Peace, love, rock ‘n’ roll, and hepatitis C? The Center for Disease Control is targeting baby boomers to get a one-time test to see if they have the liver-destroying virus. The target group is people born between 1945 and 1965.
“The CDC looks at statistics. They look at certain high risk behaviors and what groups fall into that,” says Arlene Wright, a nurse practitioner with Lee Memorial Health System.
The behavior in question includes some questionable behavior dating back decades. Hepatitis C is transmitted through contact with contaminated blood, including shared needles.
“Even a one-time IV drug use, tattoos, multiple body piercings, sexual partners, that puts people at risk,” says Wright.
Deaths due to hepatitis C are on the rise, 75% of them occurring in people ages 45 to 64. Health officials believe those numbers will grow over the next 15 years,
“It can cause cirrhosis and also hepatocellular carcinoma, which is liver cancer, and there are no vaccines,” says Wright.
It’s a new strategy to target an age group, but officials figured it was better than asking people to remember their behavior 20 or 30 years ago. Especially since hepatitis C can fly under the radar for years.
“People really don’t have symptoms until much later in the course of the disease. By the time they have jaundice, which is a discoloration of the skin, or ascites, which means that their bellies are full of fluid, that’s pretty late in the course,” says Wright.
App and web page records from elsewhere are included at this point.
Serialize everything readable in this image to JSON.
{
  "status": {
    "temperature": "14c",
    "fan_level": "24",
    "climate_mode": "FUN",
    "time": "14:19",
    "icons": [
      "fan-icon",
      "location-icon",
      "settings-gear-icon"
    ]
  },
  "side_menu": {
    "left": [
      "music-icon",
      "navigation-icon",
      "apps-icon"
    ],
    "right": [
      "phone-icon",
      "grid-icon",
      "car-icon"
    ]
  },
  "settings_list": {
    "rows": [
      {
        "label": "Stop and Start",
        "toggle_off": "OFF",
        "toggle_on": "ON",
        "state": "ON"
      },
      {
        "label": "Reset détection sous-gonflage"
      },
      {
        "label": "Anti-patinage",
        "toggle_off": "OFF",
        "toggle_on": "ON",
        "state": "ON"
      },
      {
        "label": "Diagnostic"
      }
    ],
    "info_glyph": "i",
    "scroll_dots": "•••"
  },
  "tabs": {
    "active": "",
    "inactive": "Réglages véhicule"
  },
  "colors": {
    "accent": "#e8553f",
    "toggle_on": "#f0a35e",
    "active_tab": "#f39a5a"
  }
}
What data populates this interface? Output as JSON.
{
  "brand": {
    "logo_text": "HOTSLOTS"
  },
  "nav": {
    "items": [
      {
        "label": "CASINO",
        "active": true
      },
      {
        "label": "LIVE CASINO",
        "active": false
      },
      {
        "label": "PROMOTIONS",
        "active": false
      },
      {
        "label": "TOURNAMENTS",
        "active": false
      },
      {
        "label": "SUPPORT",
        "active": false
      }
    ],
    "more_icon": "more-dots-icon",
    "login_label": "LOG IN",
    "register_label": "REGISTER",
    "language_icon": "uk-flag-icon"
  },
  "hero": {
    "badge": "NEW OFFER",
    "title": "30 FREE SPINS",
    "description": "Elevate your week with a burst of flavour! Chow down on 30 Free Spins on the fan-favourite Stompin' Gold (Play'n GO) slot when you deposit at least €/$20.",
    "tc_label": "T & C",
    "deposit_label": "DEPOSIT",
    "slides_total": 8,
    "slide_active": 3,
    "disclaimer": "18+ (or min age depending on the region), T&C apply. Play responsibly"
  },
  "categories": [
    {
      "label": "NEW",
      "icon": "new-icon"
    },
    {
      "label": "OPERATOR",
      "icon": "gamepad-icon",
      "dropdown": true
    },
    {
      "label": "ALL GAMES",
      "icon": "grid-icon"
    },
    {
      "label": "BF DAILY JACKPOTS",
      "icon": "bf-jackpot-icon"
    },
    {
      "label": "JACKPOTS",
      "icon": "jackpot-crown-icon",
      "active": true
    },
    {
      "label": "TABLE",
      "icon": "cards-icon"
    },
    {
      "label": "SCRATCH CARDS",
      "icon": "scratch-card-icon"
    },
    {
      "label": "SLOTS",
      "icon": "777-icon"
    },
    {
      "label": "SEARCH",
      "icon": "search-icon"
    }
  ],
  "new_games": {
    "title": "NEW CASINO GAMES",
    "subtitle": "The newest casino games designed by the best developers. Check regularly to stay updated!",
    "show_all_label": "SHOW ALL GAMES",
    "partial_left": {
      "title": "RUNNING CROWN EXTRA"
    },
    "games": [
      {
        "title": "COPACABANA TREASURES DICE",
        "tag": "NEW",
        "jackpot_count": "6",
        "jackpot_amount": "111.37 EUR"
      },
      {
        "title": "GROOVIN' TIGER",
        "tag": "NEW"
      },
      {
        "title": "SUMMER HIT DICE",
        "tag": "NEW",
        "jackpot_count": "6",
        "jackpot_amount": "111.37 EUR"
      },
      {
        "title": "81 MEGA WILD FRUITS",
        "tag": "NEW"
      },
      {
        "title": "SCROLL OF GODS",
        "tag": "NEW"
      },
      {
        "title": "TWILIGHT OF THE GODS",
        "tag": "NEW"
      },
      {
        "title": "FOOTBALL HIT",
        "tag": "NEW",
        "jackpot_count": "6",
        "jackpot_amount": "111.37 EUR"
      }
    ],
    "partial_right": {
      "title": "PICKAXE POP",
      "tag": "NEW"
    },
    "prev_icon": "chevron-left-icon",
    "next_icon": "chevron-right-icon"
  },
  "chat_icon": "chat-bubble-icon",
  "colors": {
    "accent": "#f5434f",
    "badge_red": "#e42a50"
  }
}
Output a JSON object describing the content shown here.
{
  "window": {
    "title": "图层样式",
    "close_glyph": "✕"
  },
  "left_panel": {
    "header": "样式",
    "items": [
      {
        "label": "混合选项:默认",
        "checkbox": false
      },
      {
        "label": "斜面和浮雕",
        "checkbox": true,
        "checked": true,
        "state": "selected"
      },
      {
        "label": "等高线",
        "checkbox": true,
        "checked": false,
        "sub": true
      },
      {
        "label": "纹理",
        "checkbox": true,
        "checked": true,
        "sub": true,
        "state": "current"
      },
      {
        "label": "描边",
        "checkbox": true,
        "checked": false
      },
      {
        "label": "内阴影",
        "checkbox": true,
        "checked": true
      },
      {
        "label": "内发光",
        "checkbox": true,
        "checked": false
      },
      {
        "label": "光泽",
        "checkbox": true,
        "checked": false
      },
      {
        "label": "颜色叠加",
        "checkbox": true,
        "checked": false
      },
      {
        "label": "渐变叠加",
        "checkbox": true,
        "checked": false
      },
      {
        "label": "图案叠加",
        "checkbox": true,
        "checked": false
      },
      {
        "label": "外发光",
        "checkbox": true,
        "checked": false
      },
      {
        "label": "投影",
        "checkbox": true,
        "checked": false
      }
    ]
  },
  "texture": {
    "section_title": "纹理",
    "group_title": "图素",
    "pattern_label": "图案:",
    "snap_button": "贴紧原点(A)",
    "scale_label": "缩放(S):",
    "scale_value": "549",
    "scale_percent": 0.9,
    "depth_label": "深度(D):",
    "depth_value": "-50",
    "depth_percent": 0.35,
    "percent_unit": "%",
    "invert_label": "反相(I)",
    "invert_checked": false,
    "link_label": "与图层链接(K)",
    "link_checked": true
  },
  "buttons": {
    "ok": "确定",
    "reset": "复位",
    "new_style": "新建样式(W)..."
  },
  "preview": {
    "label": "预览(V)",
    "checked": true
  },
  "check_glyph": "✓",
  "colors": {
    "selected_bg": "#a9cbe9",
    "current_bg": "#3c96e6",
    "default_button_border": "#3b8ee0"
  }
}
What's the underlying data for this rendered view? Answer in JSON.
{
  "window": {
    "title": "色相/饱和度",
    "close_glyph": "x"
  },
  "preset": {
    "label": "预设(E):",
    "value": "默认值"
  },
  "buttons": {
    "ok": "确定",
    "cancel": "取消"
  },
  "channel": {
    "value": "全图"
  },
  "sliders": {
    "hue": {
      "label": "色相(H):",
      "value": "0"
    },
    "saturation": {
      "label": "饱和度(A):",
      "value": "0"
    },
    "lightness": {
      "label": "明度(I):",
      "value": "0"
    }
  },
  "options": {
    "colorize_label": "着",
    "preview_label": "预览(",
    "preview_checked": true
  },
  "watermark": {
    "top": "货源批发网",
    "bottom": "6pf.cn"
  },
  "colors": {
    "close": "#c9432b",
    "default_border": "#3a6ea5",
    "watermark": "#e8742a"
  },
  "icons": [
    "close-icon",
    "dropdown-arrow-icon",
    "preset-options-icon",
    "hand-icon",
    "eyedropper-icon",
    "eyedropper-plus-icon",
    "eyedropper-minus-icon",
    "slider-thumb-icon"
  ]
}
Treatment for hepatitis C is most successful when caught early. That’s putting baby boomers on the clock.